Segment Open

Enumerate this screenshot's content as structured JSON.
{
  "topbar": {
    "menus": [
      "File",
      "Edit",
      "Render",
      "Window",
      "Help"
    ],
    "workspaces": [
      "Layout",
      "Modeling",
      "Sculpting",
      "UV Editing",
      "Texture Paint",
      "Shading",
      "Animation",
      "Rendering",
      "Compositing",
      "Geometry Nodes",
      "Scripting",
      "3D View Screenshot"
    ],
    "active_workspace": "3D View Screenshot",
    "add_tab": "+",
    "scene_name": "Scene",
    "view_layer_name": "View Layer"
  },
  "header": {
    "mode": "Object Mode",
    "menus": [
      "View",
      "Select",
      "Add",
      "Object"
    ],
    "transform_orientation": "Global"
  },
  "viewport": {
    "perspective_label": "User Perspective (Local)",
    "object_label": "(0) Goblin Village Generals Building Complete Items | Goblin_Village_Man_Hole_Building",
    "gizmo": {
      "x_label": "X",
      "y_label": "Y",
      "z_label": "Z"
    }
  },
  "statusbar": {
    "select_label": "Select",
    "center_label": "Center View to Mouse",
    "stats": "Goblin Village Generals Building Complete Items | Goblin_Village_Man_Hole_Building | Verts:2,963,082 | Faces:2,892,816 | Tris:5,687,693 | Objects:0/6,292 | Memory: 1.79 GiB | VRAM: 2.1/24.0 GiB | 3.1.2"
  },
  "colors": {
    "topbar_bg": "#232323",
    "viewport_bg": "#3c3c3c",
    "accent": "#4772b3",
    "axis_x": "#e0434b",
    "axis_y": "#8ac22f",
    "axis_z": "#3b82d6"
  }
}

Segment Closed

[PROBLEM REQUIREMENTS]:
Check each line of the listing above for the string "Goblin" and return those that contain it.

[EXERCISE SOLUTION]:
    "object_label": "(0) Goblin Village Generals Building Complete Items | Goblin_Village_Man_Hole_Building",
    "stats": "Goblin Village Generals Building Complete Items | Goblin_Village_Man_Hole_Building | Verts:2,963,082 | Faces:2,892,816 | Tris:5,687,693 | Objects:0/6,292 | Memory: 1.79 GiB | VRAM: 2.1/24.0 GiB | 3.1.2"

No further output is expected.